Last week the South African Union of Students called for a national shutdown of all universities, accusing the higher education minister, Blade Nzimande, of failing to meet 15 demands in the student union’s memorandum. The demands included scrapping historical debt and for students with historical debt to be allowed to register, funding for postgraduate studies, addressing the shortage of student accommodation and free registration for poor and “missing middle” students.
These and other issues are not new. In fact they could easily be a copy-and-paste of what they submitted to former higher education minister Naledi Pandor last year.
A few universities heeded the call by the student union to join the national shutdown, resulting in the disruption of registration when the protest turned ugly and violent on some campuses.
But this past weekend, the student union called for an end to the shutdown after it met Nzimande and Universities South Africa — an association of universities — and a consensus was achieved on some of the demands.
But damage had already been done on some campuses and the scenes of what happened at the University of KwaZulu-Natal (UKZN) were jaw-dropping to say the least.
The student union called for the shutdown on Monday, January 27. Two days later students at UKZN petrol-bombed the security control building and a vehicle belonging to the university.
On Monday, February 3 — after the union called off the shutdown — UKZN students torched another car, an HIV support centre and an office for student residence affairs.
The next day they burned a lecture hall.
Newspaper headlines screamed that the students promised they would burn down the entire university if their demands were not met.
The few days of their protest has, without doubt, set the KwaZulu-Natal university back by millions of rands in damages.
Last year, UKZN students burned mattresses and flung them out of windows, because they were fed up with sleeping in “uncomfortable beds”.
So by burning the “uncomfortable” beds did they think new ones were suddenly going to appear?
It must be disappointing and embarrassing for a parent to be called and told that their child has been arrested for torching university property. And now the parent — probably a poor parent — has to scramble around to find bail money, which might involve going to loan sharks.
I wonder if these students ever stop to think about the effects of their actions.
This is in no way invalidating the concerns of students.
But let us say all these demands are met. Where are these students going to go for inquiries about student accommodation now that they have torched that office? Where should students living with HIV go when they need support, because that office has been burned down. Where will they attend classes because a lecture hall also went up in smoke?
There is no logic in all of this. And there can never be any explanation that would excuse their action. None.

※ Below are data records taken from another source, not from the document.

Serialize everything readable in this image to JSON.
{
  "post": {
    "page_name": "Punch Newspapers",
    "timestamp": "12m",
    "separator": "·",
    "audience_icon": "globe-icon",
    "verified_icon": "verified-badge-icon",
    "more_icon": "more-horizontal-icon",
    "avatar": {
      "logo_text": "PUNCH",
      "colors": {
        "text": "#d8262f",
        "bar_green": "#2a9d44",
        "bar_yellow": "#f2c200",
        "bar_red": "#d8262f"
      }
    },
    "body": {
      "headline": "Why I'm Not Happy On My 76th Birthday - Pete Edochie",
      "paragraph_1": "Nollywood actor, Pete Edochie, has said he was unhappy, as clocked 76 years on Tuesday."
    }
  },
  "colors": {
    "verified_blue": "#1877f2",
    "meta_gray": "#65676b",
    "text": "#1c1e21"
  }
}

What is perhaps most depressing about it all is that these are the people the country is looking to as future leaders. If the thuggish students of UKZN — those who are responsible for the mayhem of the past few days — represent the calibre of the leaders we will rely on to advance this country then, sadly, there will be a very long way to go.
There is nothing radical or revolutionary about burning down university property while claiming to be fighting for access to education. It’s vandalism, qha qwaba.